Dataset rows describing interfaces
[Start of section]
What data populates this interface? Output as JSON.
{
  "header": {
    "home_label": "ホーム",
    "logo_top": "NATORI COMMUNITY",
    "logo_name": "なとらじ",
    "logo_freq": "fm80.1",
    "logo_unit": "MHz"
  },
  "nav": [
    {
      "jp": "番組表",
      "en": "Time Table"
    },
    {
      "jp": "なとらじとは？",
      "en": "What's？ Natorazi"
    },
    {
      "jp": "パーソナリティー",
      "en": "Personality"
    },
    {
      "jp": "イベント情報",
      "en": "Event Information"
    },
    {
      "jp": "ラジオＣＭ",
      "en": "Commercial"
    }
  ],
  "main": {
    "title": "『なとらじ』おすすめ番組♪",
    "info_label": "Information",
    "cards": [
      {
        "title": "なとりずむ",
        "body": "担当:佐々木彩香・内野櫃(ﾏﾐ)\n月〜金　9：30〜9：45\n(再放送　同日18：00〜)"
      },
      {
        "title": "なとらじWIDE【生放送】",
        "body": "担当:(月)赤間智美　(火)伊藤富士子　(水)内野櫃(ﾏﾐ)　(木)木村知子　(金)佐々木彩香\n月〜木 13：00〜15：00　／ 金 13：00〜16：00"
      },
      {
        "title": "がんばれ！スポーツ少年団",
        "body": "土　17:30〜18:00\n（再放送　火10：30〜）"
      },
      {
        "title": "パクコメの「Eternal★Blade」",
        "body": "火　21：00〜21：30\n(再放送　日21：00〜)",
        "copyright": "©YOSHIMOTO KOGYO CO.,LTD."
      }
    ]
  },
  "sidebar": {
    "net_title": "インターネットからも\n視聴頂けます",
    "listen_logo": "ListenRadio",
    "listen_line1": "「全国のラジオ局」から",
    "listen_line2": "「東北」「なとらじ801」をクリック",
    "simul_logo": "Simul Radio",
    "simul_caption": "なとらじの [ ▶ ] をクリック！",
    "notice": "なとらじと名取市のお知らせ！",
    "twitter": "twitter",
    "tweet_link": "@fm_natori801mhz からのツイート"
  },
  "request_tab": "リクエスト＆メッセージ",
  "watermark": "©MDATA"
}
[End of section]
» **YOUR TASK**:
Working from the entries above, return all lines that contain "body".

» **SOLUTION**:
        "body": "担当:佐々木彩香・内野櫃(ﾏﾐ)\n月〜金　9：30〜9：45\n(再放送　同日18：00〜)"
        "body": "担当:(月)赤間智美　(火)伊藤富士子　(水)内野櫃(ﾏﾐ)　(木)木村知子　(金)佐々木彩香\n月〜木 13：00〜15：00　／ 金 13：00〜16：00"
        "body": "土　17:30〜18:00\n（再放送　火10：30〜）"
        "body": "火　21：00〜21：30\n(再放送　日21：00〜)",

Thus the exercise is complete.